Below are some records; repeat them all exactly, minus the pictures.

SOURCE DATA –
◆ ◆ ◆

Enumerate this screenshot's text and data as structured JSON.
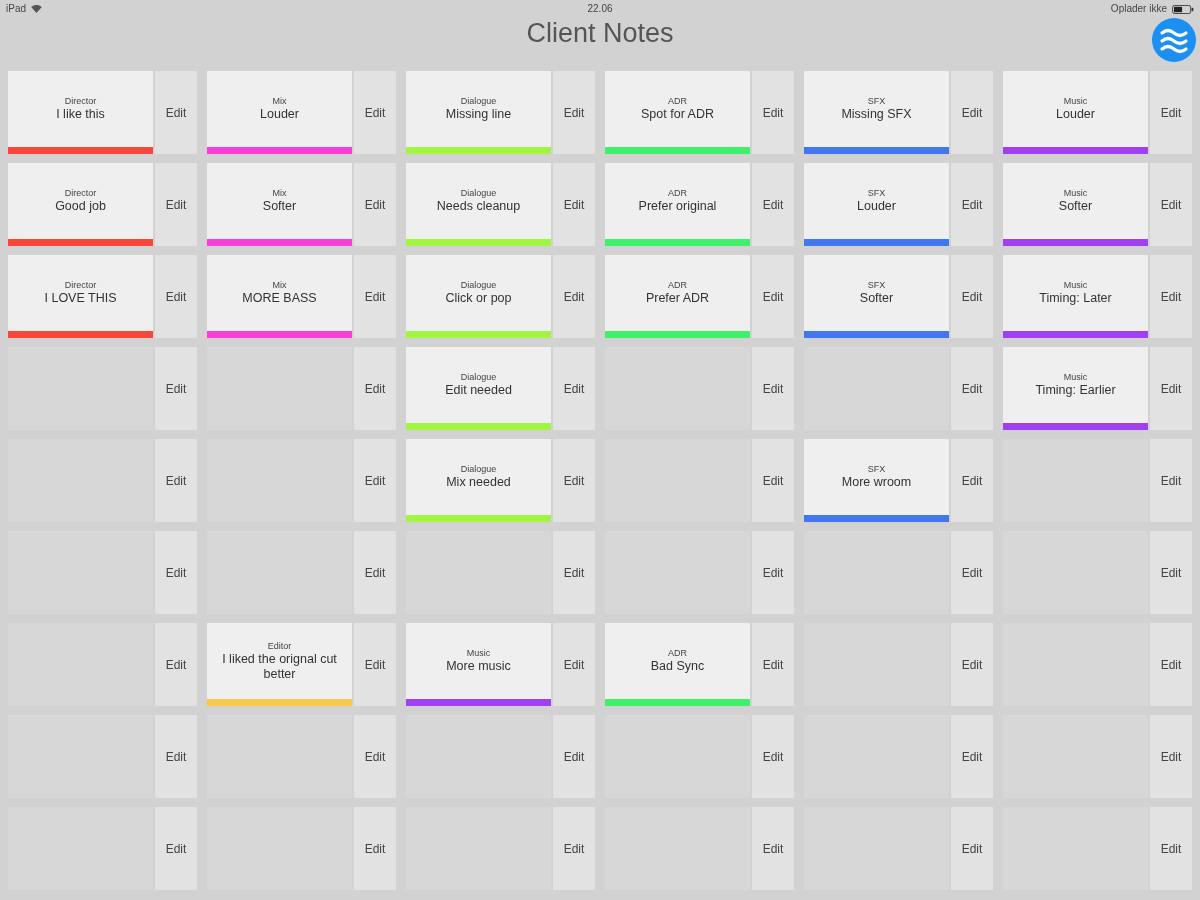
{
  "status_bar": {
    "device": "iPad",
    "time": "22.06",
    "charging_status": "Oplader ikke"
  },
  "header": {
    "title": "Client Notes"
  },
  "grid": {
    "rows": [
      {
        "cells": [
          {
            "kind": "note",
            "category": "Director",
            "text": "I like this",
            "color": "#f5483b",
            "edit_label": "Edit"
          },
          {
            "kind": "note",
            "category": "Mix",
            "text": "Louder",
            "color": "#f53fd5",
            "edit_label": "Edit"
          },
          {
            "kind": "note",
            "category": "Dialogue",
            "text": "Missing line",
            "color": "#a2f542",
            "edit_label": "Edit"
          },
          {
            "kind": "note",
            "category": "ADR",
            "text": "Spot for ADR",
            "color": "#40ef6a",
            "edit_label": "Edit"
          },
          {
            "kind": "note",
            "category": "SFX",
            "text": "Missing SFX",
            "color": "#4477ee",
            "edit_label": "Edit"
          },
          {
            "kind": "note",
            "category": "Music",
            "text": "Louder",
            "color": "#a040f0",
            "edit_label": "Edit"
          }
        ]
      },
      {
        "cells": [
          {
            "kind": "note",
            "category": "Director",
            "text": "Good job",
            "color": "#f5483b",
            "edit_label": "Edit"
          },
          {
            "kind": "note",
            "category": "Mix",
            "text": "Softer",
            "color": "#f53fd5",
            "edit_label": "Edit"
          },
          {
            "kind": "note",
            "category": "Dialogue",
            "text": "Needs cleanup",
            "color": "#a2f542",
            "edit_label": "Edit"
          },
          {
            "kind": "note",
            "category": "ADR",
            "text": "Prefer original",
            "color": "#40ef6a",
            "edit_label": "Edit"
          },
          {
            "kind": "note",
            "category": "SFX",
            "text": "Louder",
            "color": "#4477ee",
            "edit_label": "Edit"
          },
          {
            "kind": "note",
            "category": "Music",
            "text": "Softer",
            "color": "#a040f0",
            "edit_label": "Edit"
          }
        ]
      },
      {
        "cells": [
          {
            "kind": "note",
            "category": "Director",
            "text": "I LOVE THIS",
            "color": "#f5483b",
            "edit_label": "Edit"
          },
          {
            "kind": "note",
            "category": "Mix",
            "text": "MORE BASS",
            "color": "#f53fd5",
            "edit_label": "Edit"
          },
          {
            "kind": "note",
            "category": "Dialogue",
            "text": "Click or pop",
            "color": "#a2f542",
            "edit_label": "Edit"
          },
          {
            "kind": "note",
            "category": "ADR",
            "text": "Prefer ADR",
            "color": "#40ef6a",
            "edit_label": "Edit"
          },
          {
            "kind": "note",
            "category": "SFX",
            "text": "Softer",
            "color": "#4477ee",
            "edit_label": "Edit"
          },
          {
            "kind": "note",
            "category": "Music",
            "text": "Timing: Later",
            "color": "#a040f0",
            "edit_label": "Edit"
          }
        ]
      },
      {
        "cells": [
          {
            "kind": "empty",
            "edit_label": "Edit"
          },
          {
            "kind": "empty",
            "edit_label": "Edit"
          },
          {
            "kind": "note",
            "category": "Dialogue",
            "text": "Edit needed",
            "color": "#a2f542",
            "edit_label": "Edit"
          },
          {
            "kind": "empty",
            "edit_label": "Edit"
          },
          {
            "kind": "empty",
            "edit_label": "Edit"
          },
          {
            "kind": "note",
            "category": "Music",
            "text": "Timing: Earlier",
            "color": "#a040f0",
            "edit_label": "Edit"
          }
        ]
      },
      {
        "cells": [
          {
            "kind": "empty",
            "edit_label": "Edit"
          },
          {
            "kind": "empty",
            "edit_label": "Edit"
          },
          {
            "kind": "note",
            "category": "Dialogue",
            "text": "Mix needed",
            "color": "#a2f542",
            "edit_label": "Edit"
          },
          {
            "kind": "empty",
            "edit_label": "Edit"
          },
          {
            "kind": "note",
            "category": "SFX",
            "text": "More wroom",
            "color": "#4477ee",
            "edit_label": "Edit"
          },
          {
            "kind": "empty",
            "edit_label": "Edit"
          }
        ]
      },
      {
        "cells": [
          {
            "kind": "empty",
            "edit_label": "Edit"
          },
          {
            "kind": "empty",
            "edit_label": "Edit"
          },
          {
            "kind": "empty",
            "edit_label": "Edit"
          },
          {
            "kind": "empty",
            "edit_label": "Edit"
          },
          {
            "kind": "empty",
            "edit_label": "Edit"
          },
          {
            "kind": "empty",
            "edit_label": "Edit"
          }
        ]
      },
      {
        "cells": [
          {
            "kind": "empty",
            "edit_label": "Edit"
          },
          {
            "kind": "note",
            "category": "Editor",
            "text": "I liked the orignal cut better",
            "color": "#f7c94e",
            "edit_label": "Edit"
          },
          {
            "kind": "note",
            "category": "Music",
            "text": "More music",
            "color": "#a040f0",
            "edit_label": "Edit"
          },
          {
            "kind": "note",
            "category": "ADR",
            "text": "Bad Sync",
            "color": "#40ef6a",
            "edit_label": "Edit"
          },
          {
            "kind": "empty",
            "edit_label": "Edit"
          },
          {
            "kind": "empty",
            "edit_label": "Edit"
          }
        ]
      },
      {
        "cells": [
          {
            "kind": "empty",
            "edit_label": "Edit"
          },
          {
            "kind": "empty",
            "edit_label": "Edit"
          },
          {
            "kind": "empty",
            "edit_label": "Edit"
          },
          {
            "kind": "empty",
            "edit_label": "Edit"
          },
          {
            "kind": "empty",
            "edit_label": "Edit"
          },
          {
            "kind": "empty",
            "edit_label": "Edit"
          }
        ]
      },
      {
        "cells": [
          {
            "kind": "empty",
            "edit_label": "Edit"
          },
          {
            "kind": "empty",
            "edit_label": "Edit"
          },
          {
            "kind": "empty",
            "edit_label": "Edit"
          },
          {
            "kind": "empty",
            "edit_label": "Edit"
          },
          {
            "kind": "empty",
            "edit_label": "Edit"
          },
          {
            "kind": "empty",
            "edit_label": "Edit"
          }
        ]
      }
    ]
  }
}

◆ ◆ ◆

COMPLETED TASK –
Enumerate this screenshot's text and data as structured JSON.
{
  "status_bar": {
    "device": "iPad",
    "time": "22.06",
    "charging_status": "Oplader ikke"
  },
  "header": {
    "title": "Client Notes"
  },
  "grid": {
    "rows": [
      {
        "cells": [
          {
            "kind": "note",
            "category": "Director",
            "text": "I like this",
            "color": "#f5483b",
            "edit_label": "Edit"
          },
          {
            "kind": "note",
            "category": "Mix",
            "text": "Louder",
            "color": "#f53fd5",
            "edit_label": "Edit"
          },
          {
            "kind": "note",
            "category": "Dialogue",
            "text": "Missing line",
            "color": "#a2f542",
            "edit_label": "Edit"
          },
          {
            "kind": "note",
            "category": "ADR",
            "text": "Spot for ADR",
            "color": "#40ef6a",
            "edit_label": "Edit"
          },
          {
            "kind": "note",
            "category": "SFX",
            "text": "Missing SFX",
            "color": "#4477ee",
            "edit_label": "Edit"
          },
          {
            "kind": "note",
            "category": "Music",
            "text": "Louder",
            "color": "#a040f0",
            "edit_label": "Edit"
          }
        ]
      },
      {
        "cells": [
          {
            "kind": "note",
            "category": "Director",
            "text": "Good job",
            "color": "#f5483b",
            "edit_label": "Edit"
          },
          {
            "kind": "note",
            "category": "Mix",
            "text": "Softer",
            "color": "#f53fd5",
            "edit_label": "Edit"
          },
          {
            "kind": "note",
            "category": "Dialogue",
            "text": "Needs cleanup",
            "color": "#a2f542",
            "edit_label": "Edit"
          },
          {
            "kind": "note",
            "category": "ADR",
            "text": "Prefer original",
            "color": "#40ef6a",
            "edit_label": "Edit"
          },
          {
            "kind": "note",
            "category": "SFX",
            "text": "Louder",
            "color": "#4477ee",
            "edit_label": "Edit"
          },
          {
            "kind": "note",
            "category": "Music",
            "text": "Softer",
            "color": "#a040f0",
            "edit_label": "Edit"
          }
        ]
      },
      {
        "cells": [
          {
            "kind": "note",
            "category": "Director",
            "text": "I LOVE THIS",
            "color": "#f5483b",
            "edit_label": "Edit"
          },
          {
            "kind": "note",
            "category": "Mix",
            "text": "MORE BASS",
            "color": "#f53fd5",
            "edit_label": "Edit"
          },
          {
            "kind": "note",
            "category": "Dialogue",
            "text": "Click or pop",
            "color": "#a2f542",
            "edit_label": "Edit"
          },
          {
            "kind": "note",
            "category": "ADR",
            "text": "Prefer ADR",
            "color": "#40ef6a",
            "edit_label": "Edit"
          },
          {
            "kind": "note",
            "category": "SFX",
            "text": "Softer",
            "color": "#4477ee",
            "edit_label": "Edit"
          },
          {
            "kind": "note",
            "category": "Music",
            "text": "Timing: Later",
            "color": "#a040f0",
            "edit_label": "Edit"
          }
        ]
      },
      {
        "cells": [
          {
            "kind": "empty",
            "edit_label": "Edit"
          },
          {
            "kind": "empty",
            "edit_label": "Edit"
          },
          {
            "kind": "note",
            "category": "Dialogue",
            "text": "Edit needed",
            "color": "#a2f542",
            "edit_label": "Edit"
          },
          {
            "kind": "empty",
            "edit_label": "Edit"
          },
          {
            "kind": "empty",
            "edit_label": "Edit"
          },
          {
            "kind": "note",
            "category": "Music",
            "text": "Timing: Earlier",
            "color": "#a040f0",
            "edit_label": "Edit"
          }
        ]
      },
      {
        "cells": [
          {
            "kind": "empty",
            "edit_label": "Edit"
          },
          {
            "kind": "empty",
            "edit_label": "Edit"
          },
          {
            "kind": "note",
            "category": "Dialogue",
            "text": "Mix needed",
            "color": "#a2f542",
            "edit_label": "Edit"
          },
          {
            "kind": "empty",
            "edit_label": "Edit"
          },
          {
            "kind": "note",
            "category": "SFX",
            "text": "More wroom",
            "color": "#4477ee",
            "edit_label": "Edit"
          },
          {
            "kind": "empty",
            "edit_label": "Edit"
          }
        ]
      },
      {
        "cells": [
          {
            "kind": "empty",
            "edit_label": "Edit"
          },
          {
            "kind": "empty",
            "edit_label": "Edit"
          },
          {
            "kind": "empty",
            "edit_label": "Edit"
          },
          {
            "kind": "empty",
            "edit_label": "Edit"
          },
          {
            "kind": "empty",
            "edit_label": "Edit"
          },
          {
            "kind": "empty",
            "edit_label": "Edit"
          }
        ]
      },
      {
        "cells": [
          {
            "kind": "empty",
            "edit_label": "Edit"
          },
          {
            "kind": "note",
            "category": "Editor",
            "text": "I liked the orignal cut better",
            "color": "#f7c94e",
            "edit_label": "Edit"
          },
          {
            "kind": "note",
            "category": "Music",
            "text": "More music",
            "color": "#a040f0",
            "edit_label": "Edit"
          },
          {
            "kind": "note",
            "category": "ADR",
            "text": "Bad Sync",
            "color": "#40ef6a",
            "edit_label": "Edit"
          },
          {
            "kind": "empty",
            "edit_label": "Edit"
          },
          {
            "kind": "empty",
            "edit_label": "Edit"
          }
        ]
      },
      {
        "cells": [
          {
            "kind": "empty",
            "edit_label": "Edit"
          },
          {
            "kind": "empty",
            "edit_label": "Edit"
          },
          {
            "kind": "empty",
            "edit_label": "Edit"
          },
          {
            "kind": "empty",
            "edit_label": "Edit"
          },
          {
            "kind": "empty",
            "edit_label": "Edit"
          },
          {
            "kind": "empty",
            "edit_label": "Edit"
          }
        ]
      },
      {
        "cells": [
          {
            "kind": "empty",
            "edit_label": "Edit"
          },
          {
            "kind": "empty",
            "edit_label": "Edit"
          },
          {
            "kind": "empty",
            "edit_label": "Edit"
          },
          {
            "kind": "empty",
            "edit_label": "Edit"
          },
          {
            "kind": "empty",
            "edit_label": "Edit"
          },
          {
            "kind": "empty",
            "edit_label": "Edit"
          }
        ]
      }
    ]
  }
}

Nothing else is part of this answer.